A Look at God’s Amazing Grace:

“For by grace you have been saved through faith, and that not of yourselves; it is the gift of God, not of works, lest anyone should boast.” (Ephesians 2:8-9).

“God saved you by his special favor when you believed. And you can’t take credit for this; it is a gift from God. Salvation is not a reward for the good things we have done, so none of us can boast about it.” (Ephesians 2:8-9, nlt).

Grace is defined as: God’s undeserved favor, spiritual blessing, mercy, and lovingkindness. It is God doing for us what we cannot do for ourselves. Spurgeon said, “Because God is gracious, therefore sinful men are forgiven, converted, purified and saved. It is not because of anything in them or that ever can be in them that they are saved.”[viii] Too many churches are ignorant of the concept of grace, and teach a salvation by penance or good works. They don’t realize that Jesus paid the price for our salvation, and our sins have already been forgiven. Salvation is all of grace. When Jesus died on the Cross, He said, “It is finished.”

Some people reading Ephesians 2:8 might come to the part that says, “For by grace you have been saved through faith” and conclude that faith is a good work that we must do to be saved. However, read the whole verse in context: “For by grace you have been saved through faith, and that not of yourselves; it is the gift of God.” If you believe in Jesus, that faith itself is also a gift from God. First Corinthians 12:3 says, “no one can say that Jesus is Lord except by the Holy Spirit.” If you have called on the name of Jesus and trusted Him to be your Lord and Savior, it is only because God gave you the gift of faith. It is all of grace; you can’t take credit for it.

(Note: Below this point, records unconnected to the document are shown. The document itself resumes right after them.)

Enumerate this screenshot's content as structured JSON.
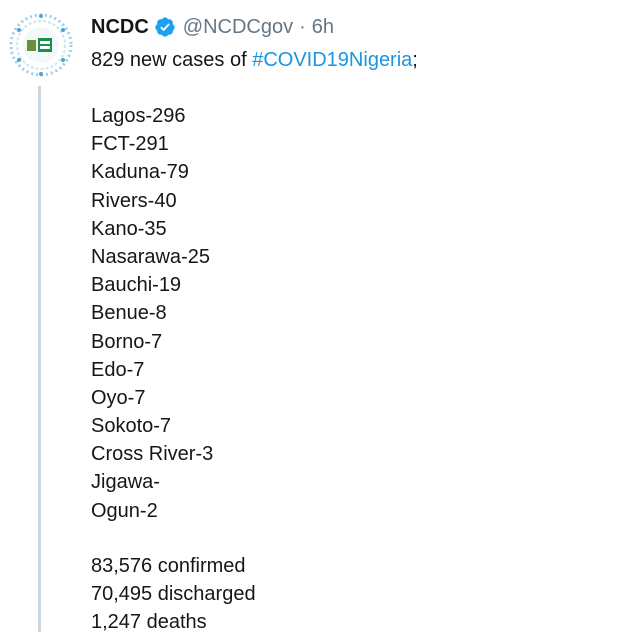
{
  "account": {
    "display_name": "NCDC",
    "handle": "@NCDCgov",
    "separator": "·",
    "time": "6h",
    "verified": true
  },
  "tweet": {
    "intro_text": "829 new cases of ",
    "hashtag": "#COVID19Nigeria",
    "intro_suffix": ";",
    "states": [
      "Lagos-296",
      "FCT-291",
      "Kaduna-79",
      "Rivers-40",
      "Kano-35",
      "Nasarawa-25",
      "Bauchi-19",
      "Benue-8",
      "Borno-7",
      "Edo-7",
      "Oyo-7",
      "Sokoto-7",
      "Cross River-3",
      "Jigawa-",
      "Ogun-2"
    ],
    "totals": [
      "83,576 confirmed",
      "70,495 discharged",
      "1,247 deaths"
    ]
  },
  "colors": {
    "text": "#14171a",
    "muted": "#657786",
    "hashtag": "#1b95e0",
    "verified": "#1da1f2",
    "thread_line": "#ccd6dd"
  },
  "icons": {
    "avatar": "ncdc-logo",
    "verified": "verified-badge-icon"
  }
}
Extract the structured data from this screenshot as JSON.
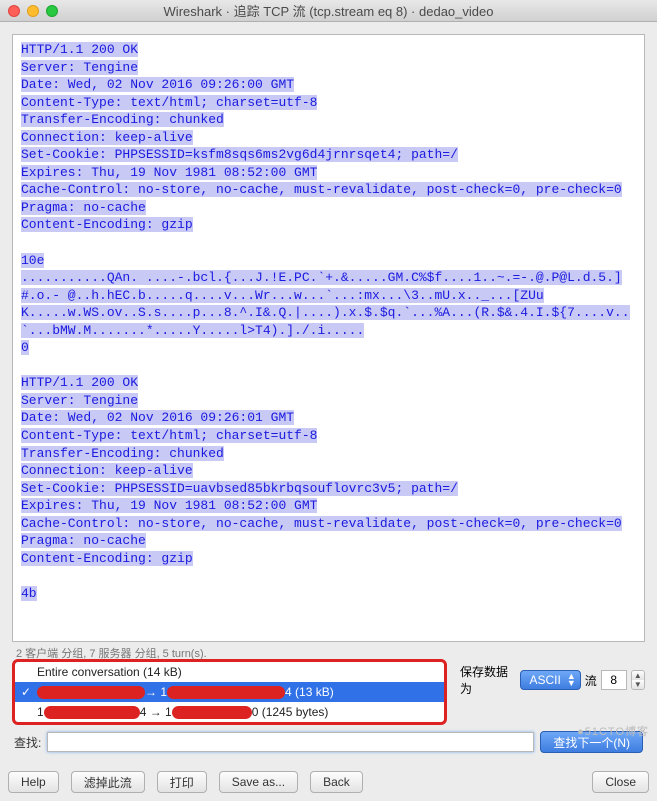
{
  "window": {
    "title": "Wireshark · 追踪 TCP 流 (tcp.stream eq 8) · dedao_video"
  },
  "stream_text": "HTTP/1.1 200 OK\nServer: Tengine\nDate: Wed, 02 Nov 2016 09:26:00 GMT\nContent-Type: text/html; charset=utf-8\nTransfer-Encoding: chunked\nConnection: keep-alive\nSet-Cookie: PHPSESSID=ksfm8sqs6ms2vg6d4jrnrsqet4; path=/\nExpires: Thu, 19 Nov 1981 08:52:00 GMT\nCache-Control: no-store, no-cache, must-revalidate, post-check=0, pre-check=0\nPragma: no-cache\nContent-Encoding: gzip\n\n10e\n...........QAn. ....-.bcl.{...J.!E.PC.`+.&.....GM.C%$f....1..~.=-.@.P@L.d.5.]#.o.- @..h.hEC.b.....q....v...Wr...w...`...:mx...\\3..mU.x.._...[ZUu\nK.....w.WS.ov..S.s....p...8.^.I&.Q.|....).x.$.$q.`...%A...(R.$&.4.I.${7....v..`...bMW.M.......*.....Y.....l>T4).]./.i.....\n0\n\nHTTP/1.1 200 OK\nServer: Tengine\nDate: Wed, 02 Nov 2016 09:26:01 GMT\nContent-Type: text/html; charset=utf-8\nTransfer-Encoding: chunked\nConnection: keep-alive\nSet-Cookie: PHPSESSID=uavbsed85bkrbqsouflovrc3v5; path=/\nExpires: Thu, 19 Nov 1981 08:52:00 GMT\nCache-Control: no-store, no-cache, must-revalidate, post-check=0, pre-check=0\nPragma: no-cache\nContent-Encoding: gzip\n\n4b",
  "muted_line": "2 客户端 分组, 7 服务器 分组, 5 turn(s).",
  "dropdown": {
    "item0": "Entire conversation (14 kB)",
    "item1_mid": " → 1",
    "item1_suffix": "4 (13 kB)",
    "item2_prefix": "1",
    "item2_mid": "4 → 1",
    "item2_suffix": "0 (1245 bytes)"
  },
  "right_controls": {
    "save_as_label": "保存数据为",
    "format_value": "ASCII",
    "stream_label": "流",
    "stream_value": "8"
  },
  "search": {
    "label": "查找:",
    "find_next": "查找下一个(N)"
  },
  "buttons": {
    "help": "Help",
    "filter_out": "滤掉此流",
    "print": "打印",
    "save_as": "Save as...",
    "back": "Back",
    "close": "Close"
  },
  "watermark": "●51CTO博客"
}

What sets Christianity apart from every other religion in the world is the concept of grace. Every other religion tells you that you must do something in order to earn salvation. Only Christianity boldly declares that the love of God is totally and completely unconditional.

Pastor Charles Stanley, the founder of In Touch Ministries, once told a story about a test he took in school. When he sat down at his desk, the teacher said, “Before you begin writing the exam, read all of the instructions first.” Many students ignored that suggestion and jumped right into the exam. The students sighed and groaned as the test went on, because it was very difficult. Stanley said that when he got to the end of the test, it read, “Now that you’ve read through the entire test, you have a choice. You can go back and complete the entire exam, or simply sign your name on the paper, hand it in, and you’ll get an A.” You can imagine how the students felt who had been working so hard on completing that test. This story is an amazing picture of grace! The people who read the fine print realized that it was all a gift; it wasn’t something that you had to work for. Too many people are working so hard to try to get God to love and accept them, when the fine print says, “The price is paid. It is finished. Believe on the Lord Jesus Christ, receive His free gift, and you will be saved.”

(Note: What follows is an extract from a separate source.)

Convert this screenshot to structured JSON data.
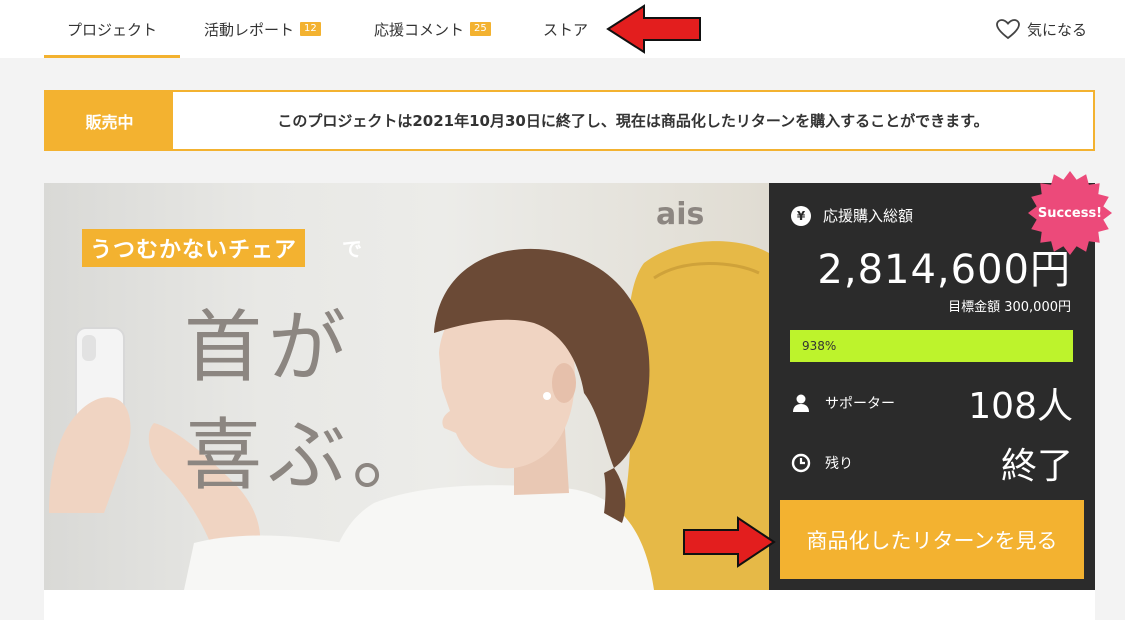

Continued tomorrow…

Pastor Chris Jordan

www.beausejourchurch.ca


[i] Brennan Manning, The Ragamuffin Gospel. (Multnomah Books, 2005).

[ii] Philip Yancey, What’s So Amazing About Grace? (Zondervan Books, February 2002).

[iii] Charles Spurgeon, All of Grace. (Moody Publishing, March 2009).

[iv] Brennan Manning, ibid.

[v] The New Testament Greek Lexicon.

[vi] The New Testament Greek Lexicon.

[vii] Jerry Cook, ibid.

[viii] Charles Spurgeon, All of Grace. (Moody Publishing, March 2009).

Advertisements

About Chris Jordan

Husband. Father. Author. Pastor. High School Bible Teacher. Follower of Jesus. And I enjoy a good cup of coffee!
This entry was posted in book and tagged , , , , , , , , . Bookmark the permalink.

Leave a Reply

Fill in your details below or click an icon to log in:

WordPress.com Logo

You are commenting using your WordPress.com account. Log Out / Change )

Twitter picture

You are commenting using your Twitter account. Log Out / Change )

Facebook photo

You are commenting using your Facebook account. Log Out / Change )

Google+ photo

You are commenting using your Google+ account. Log Out / Change )

Connecting to %s